    Do people even make resolutions anymore? It seems that some 20 or 30 years ago, such promises probably pre-occupied people. In much earlier installments of this column I’ve tried, albeit briefly and perhaps even half-heartedly, to choose one resolution and stick to it.

  • Another Perspective: Rural Development helps advance NM

    By Terry Brunner

    My time as State Director at the United States Department of Agriculture Rural Development ended on Dec. 16. Little did I know when I took this job in 2009 that there were great challenges facing New Mexico’s rural communities and more down the road.

  • Just a Thought: It is all about a baby and the hope he brings

    By Rick Kraft

    The sun went down the evening before baby Jesus was born just as it had done every night in the history of mankind. But when it came up the next day, a baby had been born whose life and death would forever change the world.

    Christmas is the story of a baby.

  • Editorial Roundup - Dec. 25, 2016

    Compiled by The Associated Press

    The Portland Press Herald of Maine on the decrease in life expectancy in the U.S. (Dec. 12, 2016):

    Life expectancy fell in 2015 for the first time in more than 20 years, by itself a shocking and sad statistic that separates the United States from all other high-income nations.

  • Dispatch New Mexico - The best presents are given freely, not bought

    Christmas brings out the best and worst of our way of life.

    Crass consumerism runs rampant this time of year, as if owning things equates to happiness. If that were the case, then why are there so many miserable rich people?

    Sure, it’s the season of giving, but it’s also for getting. People go into debt to buy things for those they love and are close to, and then they go into debt a little more to buy that special something for themselves. You know you do. I do too.

  • Work of Art: Things becoming surreal

    Without searching very hard, it’s possible to find many supposed awards bestowed on people and things.

    Sports Illustrated this week treated LeBron James, the superstar of the often-luckless Cleveland Cavaliers,  to virtually its entire issue. It is true: LeBron is great, his having led his team to a national basketball championship (but the honor should have gone instead to Stephen Curry of the Golden State Warriors.)

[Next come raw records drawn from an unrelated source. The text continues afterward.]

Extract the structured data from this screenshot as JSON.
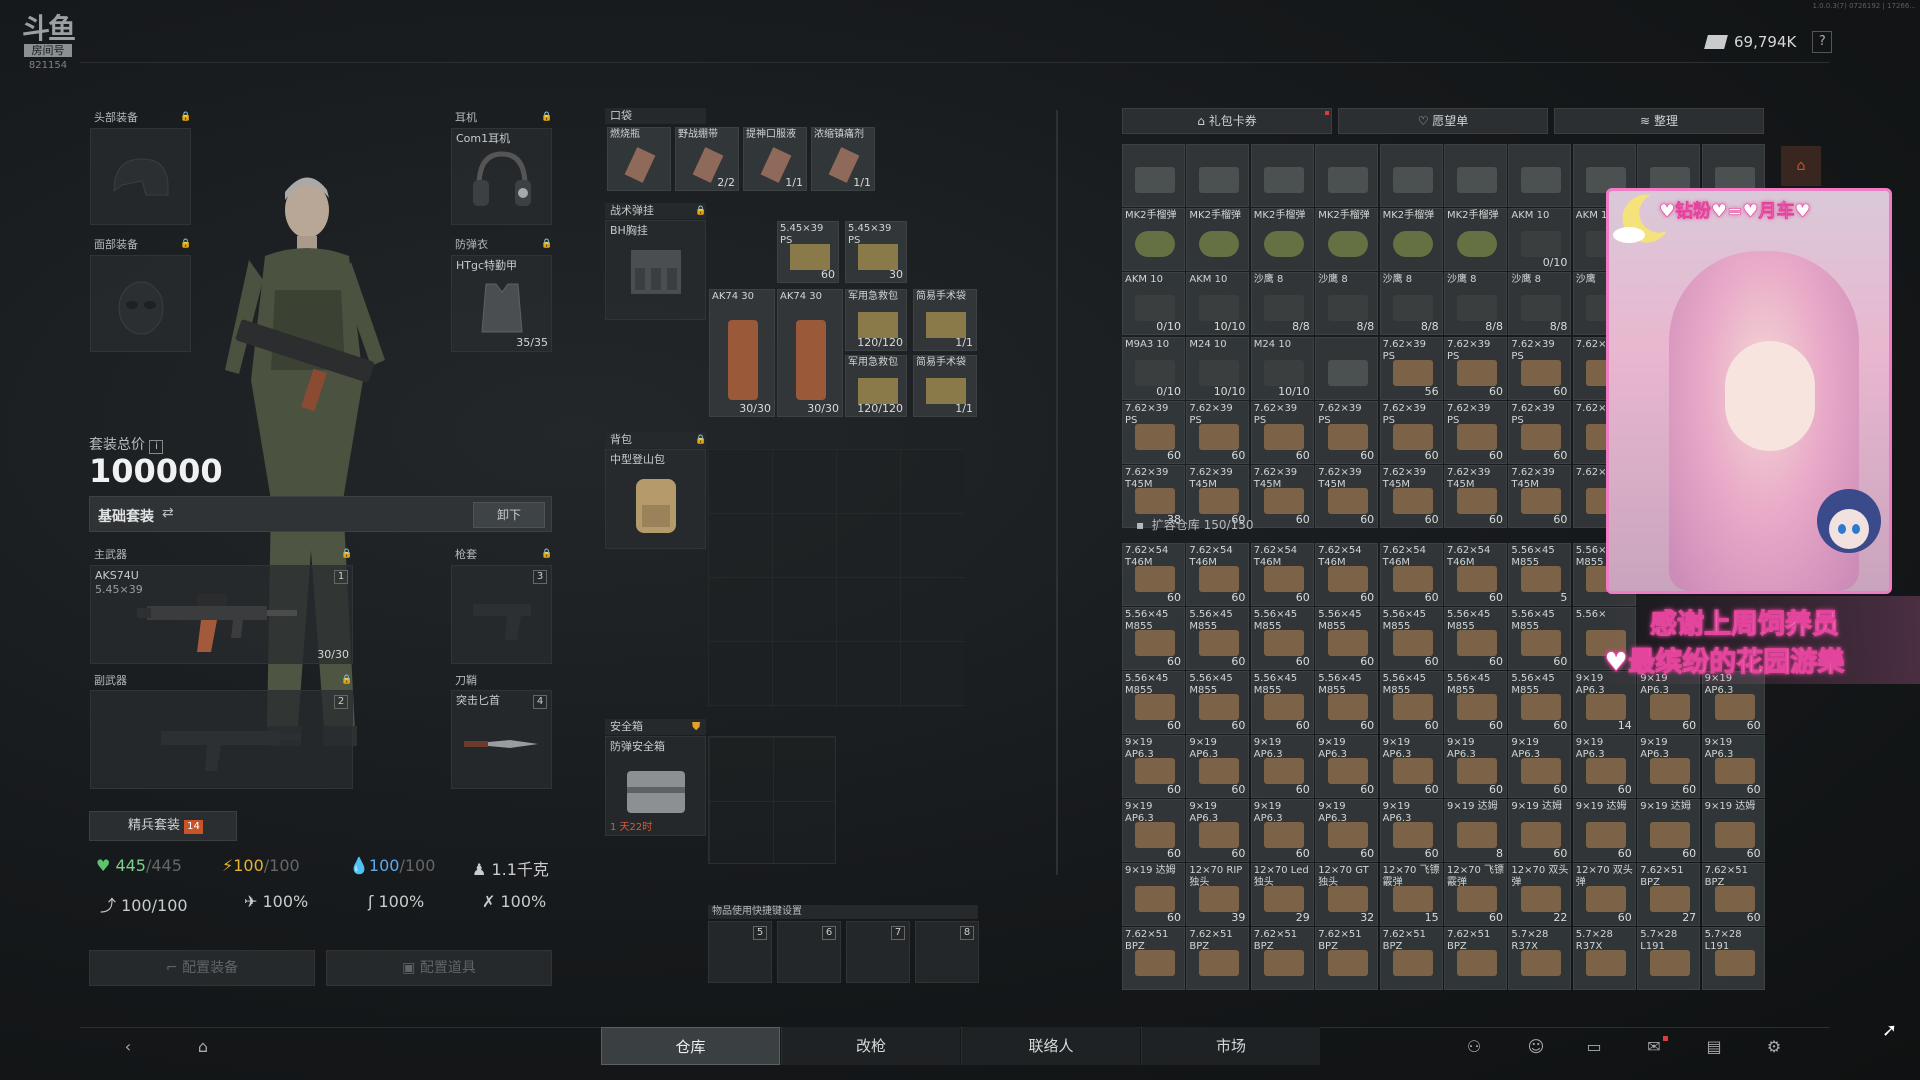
{
  "logo": {
    "line1": "斗鱼",
    "line2": "房间号",
    "room": "821154"
  },
  "version": "1.0.0.3(7) 0726192 | 17266...",
  "money": {
    "amount": "69,794K",
    "help": "?"
  },
  "equip": {
    "head": {
      "title": "头部装备"
    },
    "face": {
      "title": "面部装备"
    },
    "headset": {
      "title": "耳机",
      "name": "Com1耳机"
    },
    "armor": {
      "title": "防弹衣",
      "name": "HTgc特勤甲",
      "count": "35/35"
    },
    "primary": {
      "title": "主武器",
      "name": "AKS74U",
      "sub": "5.45×39",
      "count": "30/30",
      "slot": "1"
    },
    "secondary": {
      "title": "副武器",
      "slot": "2"
    },
    "holster": {
      "title": "枪套",
      "slot": "3"
    },
    "melee": {
      "title": "刀鞘",
      "name": "突击匕首",
      "slot": "4"
    }
  },
  "kit": {
    "label": "套装总价",
    "value": "100000",
    "name": "基础套装",
    "unequip": "卸下",
    "elite": "精兵套装",
    "elite_badge": "14"
  },
  "stats": {
    "hp": "445",
    "hp_max": "/445",
    "energy": "100",
    "energy_max": "/100",
    "water": "100",
    "water_max": "/100",
    "weight": "1.1千克",
    "stamina": "100/100",
    "s2": "100%",
    "s3": "100%",
    "s4": "100%"
  },
  "config_buttons": {
    "equip": "配置装备",
    "items": "配置道具"
  },
  "pockets": {
    "title": "口袋",
    "items": [
      {
        "name": "燃烧瓶",
        "count": ""
      },
      {
        "name": "野战绷带",
        "count": "2/2"
      },
      {
        "name": "提神口服液",
        "count": "1/1"
      },
      {
        "name": "浓缩镇痛剂",
        "count": "1/1"
      }
    ]
  },
  "rig": {
    "title": "战术弹挂",
    "name": "BH胸挂",
    "items": [
      {
        "name": "5.45×39\nPS",
        "count": "60"
      },
      {
        "name": "5.45×39\nPS",
        "count": "30"
      },
      {
        "name": "AK74 30",
        "count": "30/30"
      },
      {
        "name": "AK74 30",
        "count": "30/30"
      },
      {
        "name": "军用急救包",
        "count": "120/120"
      },
      {
        "name": "简易手术袋",
        "count": "1/1"
      },
      {
        "name": "军用急救包",
        "count": "120/120"
      },
      {
        "name": "简易手术袋",
        "count": "1/1"
      }
    ]
  },
  "backpack": {
    "title": "背包",
    "name": "中型登山包"
  },
  "secure": {
    "title": "安全箱",
    "name": "防弹安全箱",
    "timer": "1 天22时"
  },
  "quickbar": {
    "title": "物品使用快捷键设置",
    "slots": [
      "5",
      "6",
      "7",
      "8"
    ]
  },
  "stash_tabs": {
    "gift": "礼包卡券",
    "wish": "愿望单",
    "sort": "整理"
  },
  "stash_rows": [
    [
      {
        "n": "",
        "c": ""
      },
      {
        "n": "",
        "c": ""
      },
      {
        "n": "",
        "c": ""
      },
      {
        "n": "",
        "c": ""
      },
      {
        "n": "",
        "c": ""
      },
      {
        "n": "",
        "c": ""
      },
      {
        "n": "",
        "c": ""
      },
      {
        "n": "",
        "c": ""
      },
      {
        "n": "",
        "c": ""
      },
      {
        "n": "",
        "c": ""
      }
    ],
    [
      {
        "n": "MK2手榴弹",
        "c": ""
      },
      {
        "n": "MK2手榴弹",
        "c": ""
      },
      {
        "n": "MK2手榴弹",
        "c": ""
      },
      {
        "n": "MK2手榴弹",
        "c": ""
      },
      {
        "n": "MK2手榴弹",
        "c": ""
      },
      {
        "n": "MK2手榴弹",
        "c": ""
      },
      {
        "n": "AKM 10",
        "c": "0/10"
      },
      {
        "n": "AKM 10",
        "c": ""
      }
    ],
    [
      {
        "n": "AKM 10",
        "c": "0/10"
      },
      {
        "n": "AKM 10",
        "c": "10/10"
      },
      {
        "n": "沙鹰 8",
        "c": "8/8"
      },
      {
        "n": "沙鹰 8",
        "c": "8/8"
      },
      {
        "n": "沙鹰 8",
        "c": "8/8"
      },
      {
        "n": "沙鹰 8",
        "c": "8/8"
      },
      {
        "n": "沙鹰 8",
        "c": "8/8"
      },
      {
        "n": "沙鹰",
        "c": ""
      }
    ],
    [
      {
        "n": "M9A3 10",
        "c": "0/10"
      },
      {
        "n": "M24 10",
        "c": "10/10"
      },
      {
        "n": "M24 10",
        "c": "10/10"
      },
      {
        "n": "",
        "c": ""
      },
      {
        "n": "7.62×39\nPS",
        "c": "56"
      },
      {
        "n": "7.62×39\nPS",
        "c": "60"
      },
      {
        "n": "7.62×39\nPS",
        "c": "60"
      },
      {
        "n": "7.62×",
        "c": ""
      }
    ],
    [
      {
        "n": "7.62×39\nPS",
        "c": "60"
      },
      {
        "n": "7.62×39\nPS",
        "c": "60"
      },
      {
        "n": "7.62×39\nPS",
        "c": "60"
      },
      {
        "n": "7.62×39\nPS",
        "c": "60"
      },
      {
        "n": "7.62×39\nPS",
        "c": "60"
      },
      {
        "n": "7.62×39\nPS",
        "c": "60"
      },
      {
        "n": "7.62×39\nPS",
        "c": "60"
      },
      {
        "n": "7.62×",
        "c": ""
      }
    ],
    [
      {
        "n": "7.62×39\nT45M",
        "c": "38"
      },
      {
        "n": "7.62×39\nT45M",
        "c": "60"
      },
      {
        "n": "7.62×39\nT45M",
        "c": "60"
      },
      {
        "n": "7.62×39\nT45M",
        "c": "60"
      },
      {
        "n": "7.62×39\nT45M",
        "c": "60"
      },
      {
        "n": "7.62×39\nT45M",
        "c": "60"
      },
      {
        "n": "7.62×39\nT45M",
        "c": "60"
      },
      {
        "n": "7.62×",
        "c": ""
      }
    ]
  ],
  "ext_stash": {
    "title": "扩容仓库",
    "count": "150/150"
  },
  "ext_rows": [
    [
      {
        "n": "7.62×54\nT46M",
        "c": "60"
      },
      {
        "n": "7.62×54\nT46M",
        "c": "60"
      },
      {
        "n": "7.62×54\nT46M",
        "c": "60"
      },
      {
        "n": "7.62×54\nT46M",
        "c": "60"
      },
      {
        "n": "7.62×54\nT46M",
        "c": "60"
      },
      {
        "n": "7.62×54\nT46M",
        "c": "60"
      },
      {
        "n": "5.56×45\nM855",
        "c": "5"
      },
      {
        "n": "5.56×\nM855",
        "c": ""
      }
    ],
    [
      {
        "n": "5.56×45\nM855",
        "c": "60"
      },
      {
        "n": "5.56×45\nM855",
        "c": "60"
      },
      {
        "n": "5.56×45\nM855",
        "c": "60"
      },
      {
        "n": "5.56×45\nM855",
        "c": "60"
      },
      {
        "n": "5.56×45\nM855",
        "c": "60"
      },
      {
        "n": "5.56×45\nM855",
        "c": "60"
      },
      {
        "n": "5.56×45\nM855",
        "c": "60"
      },
      {
        "n": "5.56×",
        "c": ""
      }
    ],
    [
      {
        "n": "5.56×45\nM855",
        "c": "60"
      },
      {
        "n": "5.56×45\nM855",
        "c": "60"
      },
      {
        "n": "5.56×45\nM855",
        "c": "60"
      },
      {
        "n": "5.56×45\nM855",
        "c": "60"
      },
      {
        "n": "5.56×45\nM855",
        "c": "60"
      },
      {
        "n": "5.56×45\nM855",
        "c": "60"
      },
      {
        "n": "5.56×45\nM855",
        "c": "60"
      },
      {
        "n": "9×19\nAP6.3",
        "c": "14"
      },
      {
        "n": "9×19\nAP6.3",
        "c": "60"
      },
      {
        "n": "9×19\nAP6.3",
        "c": "60"
      }
    ],
    [
      {
        "n": "9×19\nAP6.3",
        "c": "60"
      },
      {
        "n": "9×19\nAP6.3",
        "c": "60"
      },
      {
        "n": "9×19\nAP6.3",
        "c": "60"
      },
      {
        "n": "9×19\nAP6.3",
        "c": "60"
      },
      {
        "n": "9×19\nAP6.3",
        "c": "60"
      },
      {
        "n": "9×19\nAP6.3",
        "c": "60"
      },
      {
        "n": "9×19\nAP6.3",
        "c": "60"
      },
      {
        "n": "9×19\nAP6.3",
        "c": "60"
      },
      {
        "n": "9×19\nAP6.3",
        "c": "60"
      },
      {
        "n": "9×19\nAP6.3",
        "c": "60"
      }
    ],
    [
      {
        "n": "9×19\nAP6.3",
        "c": "60"
      },
      {
        "n": "9×19\nAP6.3",
        "c": "60"
      },
      {
        "n": "9×19\nAP6.3",
        "c": "60"
      },
      {
        "n": "9×19\nAP6.3",
        "c": "60"
      },
      {
        "n": "9×19\nAP6.3",
        "c": "60"
      },
      {
        "n": "9×19 达姆",
        "c": "8"
      },
      {
        "n": "9×19 达姆",
        "c": "60"
      },
      {
        "n": "9×19 达姆",
        "c": "60"
      },
      {
        "n": "9×19 达姆",
        "c": "60"
      },
      {
        "n": "9×19 达姆",
        "c": "60"
      }
    ],
    [
      {
        "n": "9×19 达姆",
        "c": "60"
      },
      {
        "n": "12×70 RIP\n独头",
        "c": "39"
      },
      {
        "n": "12×70 Led\n独头",
        "c": "29"
      },
      {
        "n": "12×70 GT\n独头",
        "c": "32"
      },
      {
        "n": "12×70 飞镖\n霰弹",
        "c": "15"
      },
      {
        "n": "12×70 飞镖\n霰弹",
        "c": "60"
      },
      {
        "n": "12×70 双头\n弹",
        "c": "22"
      },
      {
        "n": "12×70 双头\n弹",
        "c": "60"
      },
      {
        "n": "7.62×51\nBPZ",
        "c": "27"
      },
      {
        "n": "7.62×51\nBPZ",
        "c": "60"
      }
    ],
    [
      {
        "n": "7.62×51\nBPZ",
        "c": ""
      },
      {
        "n": "7.62×51\nBPZ",
        "c": ""
      },
      {
        "n": "7.62×51\nBPZ",
        "c": ""
      },
      {
        "n": "7.62×51\nBPZ",
        "c": ""
      },
      {
        "n": "7.62×51\nBPZ",
        "c": ""
      },
      {
        "n": "7.62×51\nBPZ",
        "c": ""
      },
      {
        "n": "5.7×28\nR37X",
        "c": ""
      },
      {
        "n": "5.7×28\nR37X",
        "c": ""
      },
      {
        "n": "5.7×28\nL191",
        "c": ""
      },
      {
        "n": "5.7×28\nL191",
        "c": ""
      }
    ]
  ],
  "stream": {
    "title": "♥钻粉♥=♥月车♥",
    "banner1": "感谢上周饲养员",
    "banner2": "♥最缤纷的花园游樂"
  },
  "nav": {
    "tabs": [
      "仓库",
      "改枪",
      "联络人",
      "市场"
    ]
  }
}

  • Beth Speaks for Herself - O Little Town of Las Vegas

    By Beth Urech

    Last December we drove back to Chicago after the Electric Light Parade to celebrate the holidays with family and friends.  This year we are staying here to celebrate with family and friends. What a difference a year makes!

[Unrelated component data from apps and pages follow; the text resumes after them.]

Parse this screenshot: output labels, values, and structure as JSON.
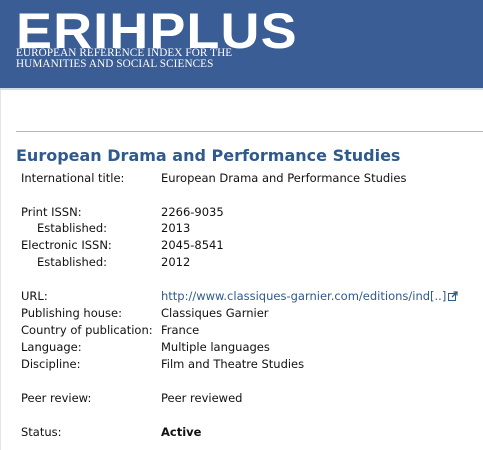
{
  "header": {
    "logo_text": "ERIHPLUS",
    "subtitle_line1": "EUROPEAN REFERENCE INDEX FOR THE",
    "subtitle_line2": "HUMANITIES AND SOCIAL SCIENCES"
  },
  "journal": {
    "title": "European Drama and Performance Studies",
    "rows": [
      {
        "label": "International title:",
        "value": "European Drama and Performance Studies"
      },
      {
        "label": "Print ISSN:",
        "value": "2266-9035"
      },
      {
        "label": "Established:",
        "value": "2013"
      },
      {
        "label": "Electronic ISSN:",
        "value": "2045-8541"
      },
      {
        "label": "Established:",
        "value": "2012"
      },
      {
        "label": "URL:",
        "value": "http://www.classiques-garnier.com/editions/ind[..]"
      },
      {
        "label": "Publishing house:",
        "value": "Classiques Garnier"
      },
      {
        "label": "Country of publication:",
        "value": "France"
      },
      {
        "label": "Language:",
        "value": "Multiple languages"
      },
      {
        "label": "Discipline:",
        "value": "Film and Theatre Studies"
      },
      {
        "label": "Peer review:",
        "value": "Peer reviewed"
      },
      {
        "label": "Status:",
        "value": "Active"
      }
    ]
  },
  "colors": {
    "header_bg": "#3b5d95",
    "title": "#2f5a8d",
    "link": "#2f5a8d"
  },
  "icons": {
    "external_link": "external-link-icon"
  }
}
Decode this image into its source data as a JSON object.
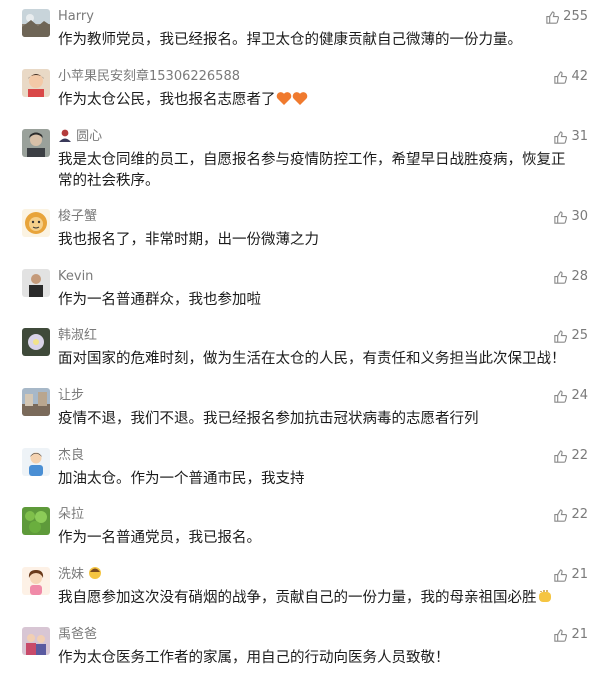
{
  "comments": [
    {
      "name": "Harry",
      "likes": "255",
      "text": "作为教师党员，我已经报名。捍卫太仓的健康贡献自己微薄的一份力量。",
      "avatar": "landscape-avatar",
      "emoji": ""
    },
    {
      "name": "小苹果民安刻章15306226588",
      "likes": "42",
      "text": "作为太仓公民，我也报名志愿者了",
      "avatar": "child-avatar",
      "emoji": "hearts"
    },
    {
      "name": "圆心",
      "likes": "31",
      "text": "我是太仓同维的员工，自愿报名参与疫情防控工作，希望早日战胜疫病，恢复正常的社会秩序。",
      "avatar": "person-photo-avatar",
      "emoji": ""
    },
    {
      "name": "梭子蟹",
      "likes": "30",
      "text": "我也报名了，非常时期，出一份微薄之力",
      "avatar": "lion-avatar",
      "emoji": ""
    },
    {
      "name": "Kevin",
      "likes": "28",
      "text": "作为一名普通群众，我也参加啦",
      "avatar": "man-photo-avatar",
      "emoji": ""
    },
    {
      "name": "韩淑红",
      "likes": "25",
      "text": "面对国家的危难时刻，做为生活在太仓的人民，有责任和义务担当此次保卫战！",
      "avatar": "flower-avatar",
      "emoji": ""
    },
    {
      "name": "让步",
      "likes": "24",
      "text": "疫情不退，我们不退。我已经报名参加抗击冠状病毒的志愿者行列",
      "avatar": "street-avatar",
      "emoji": ""
    },
    {
      "name": "杰良",
      "likes": "22",
      "text": "加油太仓。作为一个普通市民，我支持",
      "avatar": "cartoon-person-avatar",
      "emoji": ""
    },
    {
      "name": "朵拉",
      "likes": "22",
      "text": "作为一名普通党员，我已报名。",
      "avatar": "green-leaves-avatar",
      "emoji": ""
    },
    {
      "name": "洗妹",
      "likes": "21",
      "text": "我自愿参加这次没有硝烟的战争，贡献自己的一份力量，我的母亲祖国必胜",
      "avatar": "cartoon-girl-avatar",
      "emoji": "fist"
    },
    {
      "name": "禹爸爸",
      "likes": "21",
      "text": "作为太仓医务工作者的家属，用自己的行动向医务人员致敬！",
      "avatar": "family-avatar",
      "emoji": ""
    }
  ]
}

    Yes, some of you know I flew to Chicago for three days, but that was merely to bring back my crêche, my Swiss fondue pot, my mother’s silver candelabra, and Christmas stockings to hang by the chimney with glee or is it glühwein? In Chicago we don’t even have a fireplace.

  • Water projects still a priority

    I first began to learn about the value of water from my grandfather, who was a public works director in Santa Rosa.

    Later, as a Chamber of Commerce president, I learned more about and began to really push for the effective use of water.

    It is no secret that we live in the desert, and that water here is scarce. We need it: from our bathrooms and kitchens to our livestock, acequias, wildlife and recreation. Still, it is easy enough to turn on the faucet, see water come out and forget how precious it is.

  • Just a Thought: Painting beautifully on the canvas of life

    By Rick Kraft

    Each one of us is a work of art. And we are ever changing works of art. As we journey through this thing called life, our artwork constantly changes along with the artwork of others around us.

    I was at a conference in Atlanta earlier this year and in between speakers they showed a very powerful video which helped me focus on what my life is all about.